══ Materials provided ══

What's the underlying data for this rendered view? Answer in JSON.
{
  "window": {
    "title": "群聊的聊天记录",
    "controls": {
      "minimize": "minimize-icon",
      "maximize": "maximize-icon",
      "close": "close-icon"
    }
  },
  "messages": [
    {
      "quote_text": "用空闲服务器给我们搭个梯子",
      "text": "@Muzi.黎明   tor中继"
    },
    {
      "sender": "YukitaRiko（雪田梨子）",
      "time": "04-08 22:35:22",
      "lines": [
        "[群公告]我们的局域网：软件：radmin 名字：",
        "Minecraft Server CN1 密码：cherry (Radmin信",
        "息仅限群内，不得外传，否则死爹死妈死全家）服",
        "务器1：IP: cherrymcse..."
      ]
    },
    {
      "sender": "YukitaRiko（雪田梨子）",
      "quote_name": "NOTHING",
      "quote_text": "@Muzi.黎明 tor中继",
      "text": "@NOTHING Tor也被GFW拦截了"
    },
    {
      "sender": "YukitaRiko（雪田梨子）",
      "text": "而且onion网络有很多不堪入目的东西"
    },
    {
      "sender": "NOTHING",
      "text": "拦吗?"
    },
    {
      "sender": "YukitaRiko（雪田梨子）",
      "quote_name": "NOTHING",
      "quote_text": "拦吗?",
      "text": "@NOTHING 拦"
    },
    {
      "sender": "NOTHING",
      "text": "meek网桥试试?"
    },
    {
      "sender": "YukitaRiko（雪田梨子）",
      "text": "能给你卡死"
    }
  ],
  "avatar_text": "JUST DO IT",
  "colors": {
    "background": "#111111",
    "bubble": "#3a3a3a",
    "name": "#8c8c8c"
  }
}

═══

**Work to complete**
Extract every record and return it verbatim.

**Output below**
What's the underlying data for this rendered view? Answer in JSON.
{
  "window": {
    "title": "群聊的聊天记录",
    "controls": {
      "minimize": "minimize-icon",
      "maximize": "maximize-icon",
      "close": "close-icon"
    }
  },
  "messages": [
    {
      "quote_text": "用空闲服务器给我们搭个梯子",
      "text": "@Muzi.黎明   tor中继"
    },
    {
      "sender": "YukitaRiko（雪田梨子）",
      "time": "04-08 22:35:22",
      "lines": [
        "[群公告]我们的局域网：软件：radmin 名字：",
        "Minecraft Server CN1 密码：cherry (Radmin信",
        "息仅限群内，不得外传，否则死爹死妈死全家）服",
        "务器1：IP: cherrymcse..."
      ]
    },
    {
      "sender": "YukitaRiko（雪田梨子）",
      "quote_name": "NOTHING",
      "quote_text": "@Muzi.黎明 tor中继",
      "text": "@NOTHING Tor也被GFW拦截了"
    },
    {
      "sender": "YukitaRiko（雪田梨子）",
      "text": "而且onion网络有很多不堪入目的东西"
    },
    {
      "sender": "NOTHING",
      "text": "拦吗?"
    },
    {
      "sender": "YukitaRiko（雪田梨子）",
      "quote_name": "NOTHING",
      "quote_text": "拦吗?",
      "text": "@NOTHING 拦"
    },
    {
      "sender": "NOTHING",
      "text": "meek网桥试试?"
    },
    {
      "sender": "YukitaRiko（雪田梨子）",
      "text": "能给你卡死"
    }
  ],
  "avatar_text": "JUST DO IT",
  "colors": {
    "background": "#111111",
    "bubble": "#3a3a3a",
    "name": "#8c8c8c"
  }
}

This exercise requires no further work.